In this article, we will find something out about Null object pattern. It is a behavior pattern, and it makes our program smoothly, do not use overchecking null for objects.

Let’s get started.

Table of contents

Given problem

Normally, before calling method of an object, we usually check null for this object or we can return null if we have weird state in our methods.

Then the amount of if statement for null check get high, the code may become ugly, hard to read and error-prone.


In order to reduce the number of null checks, we can use Null object pattern. Instead of checking null for our objects, we will consider null reference as an normal object.

So, we do not check null for each object before calling methods. Then, we can call them directly. Because of the method’s null object will do nothing.

To null object pattern, we should implement null objects as Singleton, because we do not need to create multiple null objects.

When to use

  • When we do not want to check null references multiple times.
  • When we want to provide default behavior for null object.

Benefits and Drawbacks

  1. Benefits
    • We do not have to check null for every object. So, the number of if statement get low. Our code becomes clean, easy to read. We will easily follow our flow code.

    • Reduce NullPointerException chances.

    • The Null Object pattern replaces nulls with objects implement

      • A default behavior
      • A do-nothing behavior

      This allows us to avoid null checks.

  2. Drawbacks
    • Can be difficult to implement if various clients do not agree on how the null object should do nothing as when your AbstractEmployee interface is not well defined.

    • Can necessitate creating a new NullObject class for every new AbstractEmployee class.

    • An incorrect implementation can make bugs harder to detect.

      • Null object can fail slowly.
      • Do not implement it just to avoid null checks.
      • Best suited when a default value can be assigned or a default action can be taken.
    • Creating a proper Null Object may not be easy.

      • Should it do nothing? Or should it fail with an exception?
      • What if we still have to check for the null object?
      • What if the parent class if final? Then we can not create a null object for it. But if we are working with an external library or legacy code, this could happen.

Sampe code with Java/C++/Javascript/Python

In this section, we will consider the problem about abstraction of employee, such as:

About source code of Null Object Pattern, you can reference to this link.

Relations with other design patterns

  • Null object pattern can be regarded as a special case of the State pattern and the Strategy pattern.

  • Null object pattern may be confused with Proxy pattern. But a null object does not work like a proxy. Proxy acts as the objects they are proxying, and they may also provide some behaviors.

Applications and examples

  • Use with collections in Java

    Assuming that we have DAO pattern for User model, it can be like that:

      public interface UserDao {
          Collection<User> getListOfUsers();
          void deleteUser();
          User getUserById(String id);

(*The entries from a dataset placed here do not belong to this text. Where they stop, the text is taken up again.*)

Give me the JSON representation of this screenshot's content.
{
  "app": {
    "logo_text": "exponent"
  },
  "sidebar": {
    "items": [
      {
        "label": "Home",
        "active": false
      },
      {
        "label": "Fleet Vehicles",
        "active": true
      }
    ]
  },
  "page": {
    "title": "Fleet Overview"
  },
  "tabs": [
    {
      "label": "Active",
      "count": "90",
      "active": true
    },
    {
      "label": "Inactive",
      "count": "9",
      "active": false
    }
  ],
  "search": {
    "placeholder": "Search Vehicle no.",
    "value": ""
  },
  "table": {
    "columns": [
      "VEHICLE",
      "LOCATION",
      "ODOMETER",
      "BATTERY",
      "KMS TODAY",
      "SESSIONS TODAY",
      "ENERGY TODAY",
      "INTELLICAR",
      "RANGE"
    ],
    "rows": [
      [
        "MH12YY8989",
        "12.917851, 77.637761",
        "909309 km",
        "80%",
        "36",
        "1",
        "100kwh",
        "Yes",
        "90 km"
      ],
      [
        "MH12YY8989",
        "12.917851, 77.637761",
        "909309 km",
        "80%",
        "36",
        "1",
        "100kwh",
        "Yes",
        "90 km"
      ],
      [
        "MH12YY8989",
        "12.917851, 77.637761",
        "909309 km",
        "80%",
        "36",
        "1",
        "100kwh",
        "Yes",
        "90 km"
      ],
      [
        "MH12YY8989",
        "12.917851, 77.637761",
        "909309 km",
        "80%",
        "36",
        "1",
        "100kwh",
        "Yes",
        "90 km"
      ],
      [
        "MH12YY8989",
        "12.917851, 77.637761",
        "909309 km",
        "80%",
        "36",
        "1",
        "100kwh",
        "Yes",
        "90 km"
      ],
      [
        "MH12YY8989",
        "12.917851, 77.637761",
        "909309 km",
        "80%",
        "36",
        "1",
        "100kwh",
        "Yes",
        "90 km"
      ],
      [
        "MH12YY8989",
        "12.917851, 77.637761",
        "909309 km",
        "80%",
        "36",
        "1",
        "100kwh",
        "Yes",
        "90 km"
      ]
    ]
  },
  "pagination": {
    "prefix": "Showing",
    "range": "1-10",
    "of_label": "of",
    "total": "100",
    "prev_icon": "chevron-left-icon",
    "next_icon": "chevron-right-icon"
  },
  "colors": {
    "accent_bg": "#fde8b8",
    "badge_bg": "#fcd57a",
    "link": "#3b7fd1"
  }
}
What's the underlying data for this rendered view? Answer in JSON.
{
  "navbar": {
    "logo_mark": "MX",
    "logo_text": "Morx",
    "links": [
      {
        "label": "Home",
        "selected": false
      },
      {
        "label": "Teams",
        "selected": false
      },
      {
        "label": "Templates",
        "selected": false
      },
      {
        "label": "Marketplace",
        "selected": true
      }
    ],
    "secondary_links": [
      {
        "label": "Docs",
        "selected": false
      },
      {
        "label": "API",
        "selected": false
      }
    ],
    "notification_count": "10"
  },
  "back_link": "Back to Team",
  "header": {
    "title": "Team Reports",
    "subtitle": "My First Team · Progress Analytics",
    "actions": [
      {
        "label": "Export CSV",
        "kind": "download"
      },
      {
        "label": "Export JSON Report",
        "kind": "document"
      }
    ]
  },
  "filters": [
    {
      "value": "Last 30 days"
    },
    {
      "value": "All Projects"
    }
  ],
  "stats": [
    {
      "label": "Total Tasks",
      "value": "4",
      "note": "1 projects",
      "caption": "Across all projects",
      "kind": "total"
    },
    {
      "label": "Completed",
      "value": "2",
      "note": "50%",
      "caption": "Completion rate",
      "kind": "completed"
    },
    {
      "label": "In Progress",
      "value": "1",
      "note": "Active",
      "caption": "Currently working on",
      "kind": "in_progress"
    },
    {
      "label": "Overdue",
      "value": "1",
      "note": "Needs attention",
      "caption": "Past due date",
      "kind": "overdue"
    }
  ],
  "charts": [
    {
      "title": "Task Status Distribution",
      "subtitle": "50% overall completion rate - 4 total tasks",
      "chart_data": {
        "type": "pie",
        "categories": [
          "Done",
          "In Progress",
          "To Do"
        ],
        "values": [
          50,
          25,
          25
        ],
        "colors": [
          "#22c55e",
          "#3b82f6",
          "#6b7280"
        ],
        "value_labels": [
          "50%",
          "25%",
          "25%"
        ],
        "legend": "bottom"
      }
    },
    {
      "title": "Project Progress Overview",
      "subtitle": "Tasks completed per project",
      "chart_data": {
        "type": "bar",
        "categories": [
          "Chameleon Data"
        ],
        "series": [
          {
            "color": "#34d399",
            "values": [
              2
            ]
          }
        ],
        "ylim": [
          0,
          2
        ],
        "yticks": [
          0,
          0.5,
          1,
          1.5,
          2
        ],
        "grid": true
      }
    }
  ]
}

    In order to apply Null object pattern, we should return Collections.emptyList() in implementation of getListofUsers() method if we do not have User object in database.

  • In Java 8 or above, we can use java.util.Optional package.

      public Optional<User> findUserById() {
          User user = ...
          return Optional.ofNullable(user);
  • Prior to Java 8, we can use from Google Guava.

  • In Eclipse and Intellij, they offer compile time annotations @Nullable, @NonNull which give compiler warnings when accessing potential null objects.

Wrapping up

Thanks for your reading.